> [Task prompt] For the word "Call", determine how many lines of the entries below contain it, and give only that number.

> [Information given]
┌────────

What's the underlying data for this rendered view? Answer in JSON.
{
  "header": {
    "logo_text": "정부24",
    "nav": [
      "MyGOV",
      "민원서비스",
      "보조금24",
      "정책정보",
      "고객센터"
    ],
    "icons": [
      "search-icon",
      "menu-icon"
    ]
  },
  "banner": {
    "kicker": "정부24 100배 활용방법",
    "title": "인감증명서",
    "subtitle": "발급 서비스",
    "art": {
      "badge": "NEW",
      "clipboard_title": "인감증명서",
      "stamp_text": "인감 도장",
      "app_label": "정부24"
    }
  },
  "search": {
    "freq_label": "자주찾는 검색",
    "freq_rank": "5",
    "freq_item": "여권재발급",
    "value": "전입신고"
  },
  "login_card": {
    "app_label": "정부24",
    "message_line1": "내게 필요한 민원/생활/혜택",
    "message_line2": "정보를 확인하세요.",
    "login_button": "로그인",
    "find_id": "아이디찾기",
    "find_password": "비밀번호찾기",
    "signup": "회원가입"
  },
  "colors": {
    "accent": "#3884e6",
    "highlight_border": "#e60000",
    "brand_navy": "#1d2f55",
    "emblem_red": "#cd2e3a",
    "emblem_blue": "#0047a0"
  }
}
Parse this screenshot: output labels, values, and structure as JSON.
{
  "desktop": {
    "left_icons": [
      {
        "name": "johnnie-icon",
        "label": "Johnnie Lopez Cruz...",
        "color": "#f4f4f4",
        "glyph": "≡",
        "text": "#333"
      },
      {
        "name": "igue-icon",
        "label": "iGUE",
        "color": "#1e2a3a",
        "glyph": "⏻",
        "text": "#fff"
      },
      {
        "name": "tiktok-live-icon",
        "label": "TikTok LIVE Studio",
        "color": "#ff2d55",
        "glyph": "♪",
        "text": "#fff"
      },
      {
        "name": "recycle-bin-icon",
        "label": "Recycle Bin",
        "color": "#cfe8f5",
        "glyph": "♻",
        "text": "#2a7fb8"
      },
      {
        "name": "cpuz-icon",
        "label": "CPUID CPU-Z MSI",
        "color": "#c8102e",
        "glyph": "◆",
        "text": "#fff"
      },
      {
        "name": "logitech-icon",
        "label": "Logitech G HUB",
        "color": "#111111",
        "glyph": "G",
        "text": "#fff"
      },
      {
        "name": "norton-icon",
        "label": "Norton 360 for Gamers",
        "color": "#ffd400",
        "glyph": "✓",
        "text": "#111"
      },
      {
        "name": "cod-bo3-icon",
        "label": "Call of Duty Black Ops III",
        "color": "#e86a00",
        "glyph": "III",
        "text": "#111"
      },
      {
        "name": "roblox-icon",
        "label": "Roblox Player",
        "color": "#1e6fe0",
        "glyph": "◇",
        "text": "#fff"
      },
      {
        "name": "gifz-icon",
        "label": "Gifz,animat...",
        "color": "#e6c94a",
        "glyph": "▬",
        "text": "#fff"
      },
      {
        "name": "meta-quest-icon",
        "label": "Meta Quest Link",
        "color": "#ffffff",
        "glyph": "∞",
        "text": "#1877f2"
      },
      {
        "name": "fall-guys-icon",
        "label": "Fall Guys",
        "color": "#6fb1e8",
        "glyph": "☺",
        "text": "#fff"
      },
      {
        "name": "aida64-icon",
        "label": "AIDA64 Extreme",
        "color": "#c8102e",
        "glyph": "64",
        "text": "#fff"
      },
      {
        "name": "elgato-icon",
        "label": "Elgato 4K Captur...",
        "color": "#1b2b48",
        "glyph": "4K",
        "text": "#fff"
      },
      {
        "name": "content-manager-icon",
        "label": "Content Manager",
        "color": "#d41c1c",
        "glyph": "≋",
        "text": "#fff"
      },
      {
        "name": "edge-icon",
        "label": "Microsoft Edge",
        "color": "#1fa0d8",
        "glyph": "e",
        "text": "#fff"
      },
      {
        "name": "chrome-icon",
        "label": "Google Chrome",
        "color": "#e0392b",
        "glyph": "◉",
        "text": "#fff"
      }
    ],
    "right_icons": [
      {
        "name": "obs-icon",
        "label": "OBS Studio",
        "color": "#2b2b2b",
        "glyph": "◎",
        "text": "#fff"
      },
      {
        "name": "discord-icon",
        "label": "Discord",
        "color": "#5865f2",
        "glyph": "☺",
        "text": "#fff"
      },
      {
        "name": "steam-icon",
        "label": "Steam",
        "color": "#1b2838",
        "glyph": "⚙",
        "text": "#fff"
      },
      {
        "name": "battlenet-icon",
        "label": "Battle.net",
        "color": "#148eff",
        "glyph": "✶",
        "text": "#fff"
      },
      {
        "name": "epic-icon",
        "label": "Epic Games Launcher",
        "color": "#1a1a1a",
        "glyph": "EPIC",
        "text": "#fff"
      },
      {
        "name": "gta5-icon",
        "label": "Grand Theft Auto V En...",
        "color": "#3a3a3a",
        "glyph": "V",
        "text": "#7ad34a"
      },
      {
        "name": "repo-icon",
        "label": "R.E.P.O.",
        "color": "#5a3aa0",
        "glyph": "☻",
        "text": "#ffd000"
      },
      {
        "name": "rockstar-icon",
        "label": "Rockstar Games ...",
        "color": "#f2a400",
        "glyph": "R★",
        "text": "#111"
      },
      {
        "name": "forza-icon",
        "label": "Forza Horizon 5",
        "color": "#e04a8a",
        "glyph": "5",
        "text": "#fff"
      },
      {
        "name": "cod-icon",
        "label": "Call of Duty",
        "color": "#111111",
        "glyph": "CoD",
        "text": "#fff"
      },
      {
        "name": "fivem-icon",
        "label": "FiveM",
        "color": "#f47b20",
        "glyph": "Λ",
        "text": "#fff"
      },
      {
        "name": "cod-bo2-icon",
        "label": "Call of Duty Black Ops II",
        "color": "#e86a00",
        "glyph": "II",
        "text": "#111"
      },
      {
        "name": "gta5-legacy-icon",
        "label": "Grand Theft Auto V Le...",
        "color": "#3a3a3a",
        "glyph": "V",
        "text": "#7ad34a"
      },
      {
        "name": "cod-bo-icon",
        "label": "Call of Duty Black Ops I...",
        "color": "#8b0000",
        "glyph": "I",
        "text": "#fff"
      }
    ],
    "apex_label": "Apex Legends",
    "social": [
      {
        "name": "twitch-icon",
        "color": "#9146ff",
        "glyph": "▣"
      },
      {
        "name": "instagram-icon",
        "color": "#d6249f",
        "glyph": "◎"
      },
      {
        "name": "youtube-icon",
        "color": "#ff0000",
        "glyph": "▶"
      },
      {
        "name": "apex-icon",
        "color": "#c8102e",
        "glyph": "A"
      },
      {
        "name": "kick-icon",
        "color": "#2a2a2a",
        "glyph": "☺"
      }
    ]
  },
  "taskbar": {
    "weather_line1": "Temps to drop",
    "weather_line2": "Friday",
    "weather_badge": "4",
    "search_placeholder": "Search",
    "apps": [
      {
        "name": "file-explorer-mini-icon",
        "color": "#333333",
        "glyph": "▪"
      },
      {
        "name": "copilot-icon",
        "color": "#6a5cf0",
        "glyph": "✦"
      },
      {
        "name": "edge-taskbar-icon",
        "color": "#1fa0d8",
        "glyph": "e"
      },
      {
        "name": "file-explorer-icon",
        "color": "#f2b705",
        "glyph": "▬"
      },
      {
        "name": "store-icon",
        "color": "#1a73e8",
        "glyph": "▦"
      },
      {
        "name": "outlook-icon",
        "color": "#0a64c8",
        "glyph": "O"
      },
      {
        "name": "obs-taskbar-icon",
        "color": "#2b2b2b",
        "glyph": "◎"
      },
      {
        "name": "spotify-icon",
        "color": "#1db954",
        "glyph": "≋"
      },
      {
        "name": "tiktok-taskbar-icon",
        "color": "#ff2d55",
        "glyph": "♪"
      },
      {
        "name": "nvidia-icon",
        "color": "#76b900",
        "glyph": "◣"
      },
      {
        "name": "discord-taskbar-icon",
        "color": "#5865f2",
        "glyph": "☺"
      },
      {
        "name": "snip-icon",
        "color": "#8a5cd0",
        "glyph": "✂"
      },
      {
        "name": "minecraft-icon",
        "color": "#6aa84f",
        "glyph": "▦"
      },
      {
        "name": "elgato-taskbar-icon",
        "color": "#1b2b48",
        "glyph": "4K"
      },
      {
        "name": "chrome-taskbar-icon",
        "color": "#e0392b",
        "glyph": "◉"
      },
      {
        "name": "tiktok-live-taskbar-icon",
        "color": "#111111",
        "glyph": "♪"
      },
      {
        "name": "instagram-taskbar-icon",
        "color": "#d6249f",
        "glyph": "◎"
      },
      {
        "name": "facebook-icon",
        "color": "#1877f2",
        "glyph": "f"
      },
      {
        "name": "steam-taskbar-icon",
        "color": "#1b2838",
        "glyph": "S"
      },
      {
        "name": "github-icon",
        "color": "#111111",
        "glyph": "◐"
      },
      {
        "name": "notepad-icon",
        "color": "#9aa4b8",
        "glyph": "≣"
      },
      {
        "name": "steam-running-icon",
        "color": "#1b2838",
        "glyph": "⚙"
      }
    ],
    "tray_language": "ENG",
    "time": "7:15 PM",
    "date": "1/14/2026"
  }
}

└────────

> [Result for this exercise] 4